*EXCERPTED DATA*
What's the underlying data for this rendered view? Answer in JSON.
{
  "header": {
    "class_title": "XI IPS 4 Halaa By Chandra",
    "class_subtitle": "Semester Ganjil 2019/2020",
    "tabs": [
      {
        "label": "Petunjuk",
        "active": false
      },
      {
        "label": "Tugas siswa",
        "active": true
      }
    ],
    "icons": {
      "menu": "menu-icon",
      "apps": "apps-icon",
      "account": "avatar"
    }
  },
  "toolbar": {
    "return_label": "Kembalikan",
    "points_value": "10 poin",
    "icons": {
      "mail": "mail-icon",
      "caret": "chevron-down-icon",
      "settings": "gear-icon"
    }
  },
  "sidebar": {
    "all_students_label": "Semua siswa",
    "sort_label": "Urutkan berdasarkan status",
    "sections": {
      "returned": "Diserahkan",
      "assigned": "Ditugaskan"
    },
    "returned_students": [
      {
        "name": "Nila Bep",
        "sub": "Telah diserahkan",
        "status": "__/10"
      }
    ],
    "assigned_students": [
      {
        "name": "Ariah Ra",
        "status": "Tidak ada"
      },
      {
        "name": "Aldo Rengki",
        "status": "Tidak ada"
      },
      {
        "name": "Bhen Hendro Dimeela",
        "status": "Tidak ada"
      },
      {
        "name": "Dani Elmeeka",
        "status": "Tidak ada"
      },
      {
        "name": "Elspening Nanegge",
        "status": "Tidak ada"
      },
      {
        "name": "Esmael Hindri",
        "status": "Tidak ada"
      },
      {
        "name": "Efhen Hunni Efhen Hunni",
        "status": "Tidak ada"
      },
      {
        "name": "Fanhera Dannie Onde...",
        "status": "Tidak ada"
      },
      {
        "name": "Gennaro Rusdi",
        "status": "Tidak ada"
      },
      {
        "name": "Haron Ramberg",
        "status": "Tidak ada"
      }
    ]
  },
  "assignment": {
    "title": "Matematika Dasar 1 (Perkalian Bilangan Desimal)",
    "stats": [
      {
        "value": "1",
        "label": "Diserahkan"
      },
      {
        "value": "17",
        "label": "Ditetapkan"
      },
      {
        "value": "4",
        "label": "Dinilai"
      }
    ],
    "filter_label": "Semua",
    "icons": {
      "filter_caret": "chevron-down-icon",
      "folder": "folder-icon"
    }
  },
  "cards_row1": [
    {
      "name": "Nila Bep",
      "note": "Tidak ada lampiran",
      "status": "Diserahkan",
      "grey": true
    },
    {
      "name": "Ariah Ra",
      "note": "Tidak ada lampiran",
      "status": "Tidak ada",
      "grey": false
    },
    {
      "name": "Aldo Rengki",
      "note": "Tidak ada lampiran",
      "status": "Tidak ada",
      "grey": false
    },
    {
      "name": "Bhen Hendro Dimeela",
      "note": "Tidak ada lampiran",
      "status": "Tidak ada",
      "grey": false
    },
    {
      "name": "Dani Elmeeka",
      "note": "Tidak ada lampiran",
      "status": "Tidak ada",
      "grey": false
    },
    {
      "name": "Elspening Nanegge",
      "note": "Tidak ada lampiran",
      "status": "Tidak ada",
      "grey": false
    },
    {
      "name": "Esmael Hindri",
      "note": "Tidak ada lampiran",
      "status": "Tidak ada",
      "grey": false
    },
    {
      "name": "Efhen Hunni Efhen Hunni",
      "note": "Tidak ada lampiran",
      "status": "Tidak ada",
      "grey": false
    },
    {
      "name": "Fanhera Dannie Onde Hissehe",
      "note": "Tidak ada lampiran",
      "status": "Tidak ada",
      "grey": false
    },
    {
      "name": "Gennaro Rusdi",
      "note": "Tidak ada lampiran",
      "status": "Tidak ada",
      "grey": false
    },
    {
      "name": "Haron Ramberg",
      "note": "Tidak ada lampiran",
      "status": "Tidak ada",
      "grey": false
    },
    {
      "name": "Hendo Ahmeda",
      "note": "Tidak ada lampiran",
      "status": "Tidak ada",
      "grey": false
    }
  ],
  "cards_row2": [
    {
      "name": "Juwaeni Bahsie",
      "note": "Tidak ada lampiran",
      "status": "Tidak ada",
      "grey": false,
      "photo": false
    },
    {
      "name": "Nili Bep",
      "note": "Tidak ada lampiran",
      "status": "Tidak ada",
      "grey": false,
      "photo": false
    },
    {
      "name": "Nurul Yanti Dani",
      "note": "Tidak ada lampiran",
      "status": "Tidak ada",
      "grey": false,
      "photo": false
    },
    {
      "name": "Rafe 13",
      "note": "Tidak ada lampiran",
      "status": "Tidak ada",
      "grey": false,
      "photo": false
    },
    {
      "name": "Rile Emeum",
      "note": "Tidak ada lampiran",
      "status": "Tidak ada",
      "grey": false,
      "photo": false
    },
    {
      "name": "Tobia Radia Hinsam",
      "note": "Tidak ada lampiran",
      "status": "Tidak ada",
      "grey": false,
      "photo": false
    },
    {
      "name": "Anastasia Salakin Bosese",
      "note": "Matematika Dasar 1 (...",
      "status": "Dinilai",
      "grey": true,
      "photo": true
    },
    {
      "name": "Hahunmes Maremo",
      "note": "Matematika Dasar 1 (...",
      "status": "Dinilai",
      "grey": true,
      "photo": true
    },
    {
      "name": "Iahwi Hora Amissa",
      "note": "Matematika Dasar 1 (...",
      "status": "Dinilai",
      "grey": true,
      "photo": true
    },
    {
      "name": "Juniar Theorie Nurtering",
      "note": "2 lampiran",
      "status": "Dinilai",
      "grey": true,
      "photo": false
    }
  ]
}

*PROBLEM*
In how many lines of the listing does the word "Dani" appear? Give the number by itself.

*YOUR SOLUTION*
3